The accessibility of Google Apps is a matter of importance to U-M officials. The university is committed to a policy of equal opportunity and access for all members of the university community and to compliance with all applicable federal and state laws, including the Americans with Disabilities Act. It is a core value of Information and Technology Services (ITS), as the central IT provider to U-M, to increase the accessibility of all its offerings.
In late-November 2011, the IT Executive Committee decided that Google has demonstrated an appropriate commitment to accessibility, and that U-M would move forward with the implementation of Google Apps for Education. This implementation is one of several initiatives designed to support U-M's academic, teaching, research, and clinical programs by investing in the next generation of IT services and computing technologies. U-M is committed to an implementation strategy that balances the greater benefits of this initiative with the needs of the disabled members of the U-M community.
Google has made significant improvements to the accessibility of Google Apps for Education and continues to work on bettering the accessibility of its products. U-M and peer institutions that have also implemented Google Apps for Education are closely tracking these activities. U-M believes one of the best ways to get accessible tools to the U-M community is to continue to work with Google and other vendors to mature their tools.
Google Accessibility Barriers and Alternative Options
Today, there is a diverse set of software alternatives available for U-M students, staff, and faculty to do their work. If one software tool is not accessible, individuals can often find an alternative product to use. This will continue to be the case, even if Google eventually becomes the primary collaboration tool used at the university. Members of the U-M community will continue to be able to use Canvas, Microsoft Office, Microsoft Outlook, and other traditional tools for composition and collaboration. However, due to the important role Google will play at the university, U-M is making every effort to ensure that persons with disabilities have independent and equal access to the core suite of Google's collaborative tools.
As part of this effort, U-M is reviewing and addressing problems that people with disabilities may have when using Google Apps. At this time, alternative options such as using third-party software to mitigate inaccessible functionality in Google Apps do not provide equitable access. For example, screen readers used by blind people may not read all information from an app, or may miscommunicate information such as the purpose of a form field. While the responsibility for fixing these issues belongs to Google, U-M staff members are involved on both the local and national level in providing as high a level of mitigation as possible.
A list of examples of accessibility barriers of Google Apps for Education's core applications and U-M accommodations and alternative options are included below:
|Application||Accessibility Barriers||Alternative Options|
|The Feb. 2012 ATHEN Report on the Accessibility of GMail and Google Calendar identified the following major problems
||Mail sent to a Google mail account can be accessed in a variety of ways besides the Google website, such as in Microsoft Outlook. However, this does not provide access to Google functions such as labels.
Documentation of alternate ways to access email is available in the Accessibility section of the U-M Google website.

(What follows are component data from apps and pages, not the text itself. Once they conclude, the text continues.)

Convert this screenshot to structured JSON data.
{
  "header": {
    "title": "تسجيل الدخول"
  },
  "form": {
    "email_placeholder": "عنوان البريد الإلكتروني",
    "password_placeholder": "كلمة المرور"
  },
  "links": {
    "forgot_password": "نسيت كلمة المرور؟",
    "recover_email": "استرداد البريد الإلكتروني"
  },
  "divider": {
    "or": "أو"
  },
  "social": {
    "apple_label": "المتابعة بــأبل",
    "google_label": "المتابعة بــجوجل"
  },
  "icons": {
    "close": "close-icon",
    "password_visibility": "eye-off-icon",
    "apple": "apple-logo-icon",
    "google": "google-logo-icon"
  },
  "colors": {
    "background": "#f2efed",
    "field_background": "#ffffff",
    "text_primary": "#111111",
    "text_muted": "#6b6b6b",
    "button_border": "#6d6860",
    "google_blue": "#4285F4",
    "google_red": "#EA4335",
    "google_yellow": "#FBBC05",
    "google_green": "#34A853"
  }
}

|Calendar||The Feb. 2012 ATHEN Report on the Accessibility of GMail and Google Calendar identified the following major problems
||Some desktop software (e.g., Microsoft Outlook) can be used as a front-end to the Google calendar. However, this does not provide access to Google functions.
Documentation of alternate ways to access Google calendar is available in the Accessibility section of the U-M Google website.
|Docs||The Oct. 2011 ATHEN Report on the Accessibility of Google Documents identified the following major problems:
||The primary methods for interacting with Docs other than using Google's Web interface use Microsoft Word to edit the document and a synchronization method (such as uploading and downloading Microsoft Word documents, OffiSync, or Google Cloud Connect) to put the changes back into Docs. However, these synchronization methods are currently difficult or impossible for assistive technology users to use independently.
Speech Recognition Software and Screen Readers:
|Sites||The accessibility of Sites has not gone through an extensive review.||Site developers should follow best practices and guidelines on the Web Accessibility at U-M website.
Additional documentation on how to maximize accessibility of Google sites is currently under development and will be posted to the U-M Google website.
|Groups||The accessibility of Groups has not gone through an extensive review.
The NFB found that the Search button and many of the other buttons in Groups are inaccessible.
|Documentation of alternate ways to access Google Groups is under development and will be made available through the U-M Google website.|
Questions about the accessibility of U-M's implementation of Google Apps for Education or other ITS-provided applications can be directed to Jane Vincent, Assistive Technology Lead, at email@example.com.